Sympathy vs. Contributions

I'm 31 and my Daddy still calls me baby. Yes, I am a grown woman still calling my father Daddy. And yes, it probably sounds like a country song, but it is a part of us. When I am 51, he will still be calling me baby, or sister, because that is my other name. I know, getting more country by the second.

The word you don't want to hear is that dreaded C word we got 2 1/2 months ago. He did though. Now that is a part of us too.

Before I send everyone into a panic, he should be okay. It began with a wicked case of pneumonia that led to his first prostate exam in 9 years (reminder to get your checkup). Soon after that we found out that he had cancer. Over Christmas, he healed from surgery and we hoped that we were through the worst.

Nothing happens just like we want it though. A few days after the holiday, we learned that he would need to overcome a bit more because they discovered more cancer. There has been more testing, scanning, and visits to the doctor. Today we will find out what the results of that will be and identify next steps.

Surprisingly, the cancer does not seem like the hardest part, it is all the things that are a result of it. The treatment is logical to me. There is a plan and steps to achieving it. That works for me. Daddy is strong but I can hear and feel the fear and worry radiating from him. The things you must do, like update your will, about sent us all over the edge. And I know that his mind is swirling, we are thinkers. The fears of where will they find it next or will we all be together next Christmas are what you are not quite prepared for.

At first, I barely told anyone. Sympathy may be the most dreaded emotion to me. Sounds awful, I know, but I am a helping professional. I knew I would feel the need to support them in their reaction to my emotions; that seemed too much.

My pastor posed a question recently, what if instead of expressing sympathy when we see brokenness; we asked what we could do so that we may contribute to wholeness. If on the receiving end, we must create space for people to love us. And if able, we could actually do something that makes a difference.

So I having been asking myself this question. And I was reminded of one of my struggles, allowing other people to be with me in my vulnerability. I think helpers dislike admitting when we need help. We don't all have to blog about it or shout our difficulties from the rooftop (thanks, Brene Brown for this insight), but we can let in trusted people to support us, help us, contribute to our wholeness.

The more that my family has allowed people to support us, the less turbulent the waters have felt. During Christmas, the Lassiters came by to sing carols, my parents friends stayed at the hospital all day, people have asked what they can do, and people we don't even know are praying for him. And my sweet friends, colleagues, and students, gosh, they remind me that I have a pretty great posse to be grateful for.

In the midst of this really hard thing, we are surrounded by the greatest gift, love. Not always strong but full of faith. Whatever today’s results are, I hope that we continue to be open to receiving this gift. And when the time comes that we can contribute, I hope that we give the same generosity others have shown us.

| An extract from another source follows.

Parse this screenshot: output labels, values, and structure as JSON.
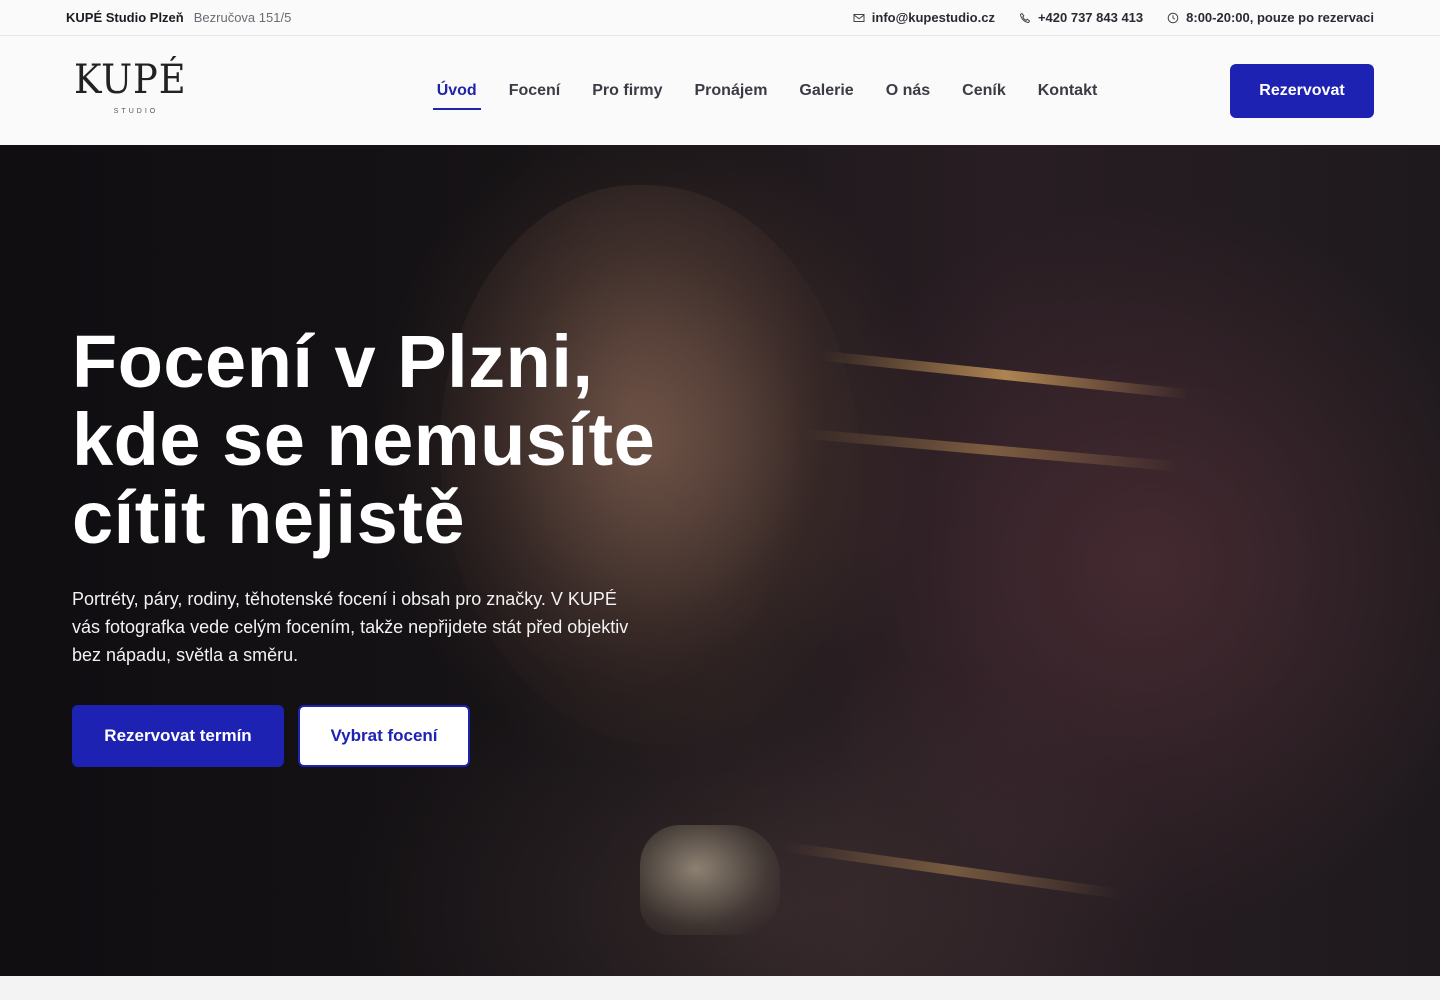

1 comment:

Rosa said...

Oh Jessica! I am sorry for what you are facing. We went through that a few years back with my daddy (yep, I still call him that too) and I so related to your sentence:

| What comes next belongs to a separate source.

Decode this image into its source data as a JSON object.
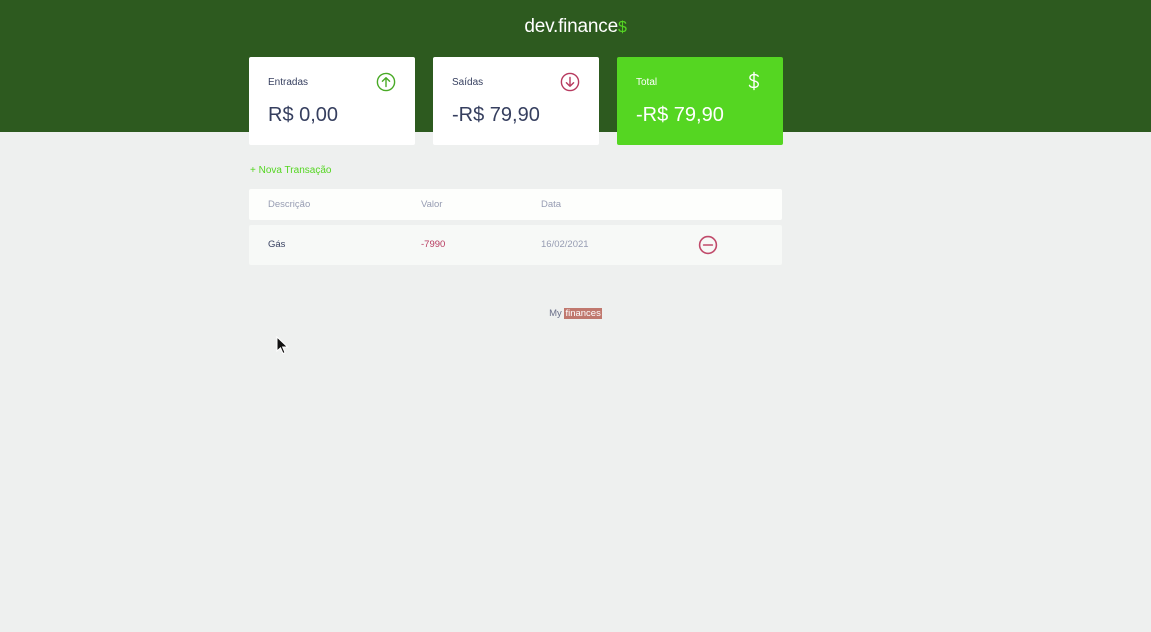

"Surprisingly, the cancer does not seem like the hardest part, it is all the things that are a result of it."

What I want you to know (besides that I am praying) is that there are great things that are a result of it too! Things like deepened relationships; appreciation for the little moments; smiling at quirks instead of letting them irritate you; a growing faith. It's no accident that this comes as you seek to pursue your commitment to grow in faith in a deeper way. The timing alone is a reminder that Someone has you and your family wrapped in arms of love. :)

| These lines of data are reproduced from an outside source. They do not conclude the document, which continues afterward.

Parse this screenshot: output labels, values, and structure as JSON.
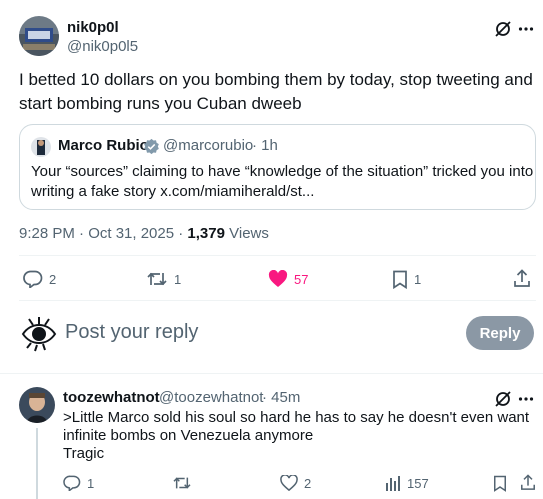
{
  "main_tweet": {
    "display_name": "nik0p0l",
    "handle": "@nik0p0l5",
    "text_line1": "I betted 10 dollars on you bombing them by today, stop tweeting and",
    "text_line2": "start bombing runs you Cuban dweeb",
    "timestamp": "9:28 PM · Oct 31, 2025 ·",
    "views_count": "1,379",
    "views_label": "Views"
  },
  "quote": {
    "display_name": "Marco Rubio",
    "handle": "@marcorubio",
    "time": "· 1h",
    "text_line1": "Your “sources” claiming to have “knowledge of the situation” tricked you into",
    "text_line2": "writing a fake story x.com/miamiherald/st..."
  },
  "actions": {
    "replies": "2",
    "reposts": "1",
    "likes": "57",
    "bookmarks": "1"
  },
  "composer": {
    "placeholder": "Post your reply",
    "reply_label": "Reply"
  },
  "reply_tweet": {
    "display_name": "toozewhatnot",
    "handle": "@toozewhatnot",
    "time": "· 45m",
    "text_line1": ">Little Marco sold his soul so hard he  has to say he doesn't even want",
    "text_line2": "infinite bombs on Venezuela anymore",
    "text_line3": "Tragic",
    "replies": "1",
    "likes": "2",
    "views": "157"
  },
  "colors": {
    "text": "#0f1419",
    "muted": "#536471",
    "like_active": "#f91880",
    "verified": "#829aab",
    "reply_button": "#8b98a5",
    "border": "#cfd9de"
  }
}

And so yes, the stuff that comes with the diagnosis is the hardest. But in an odd way, it's also the best.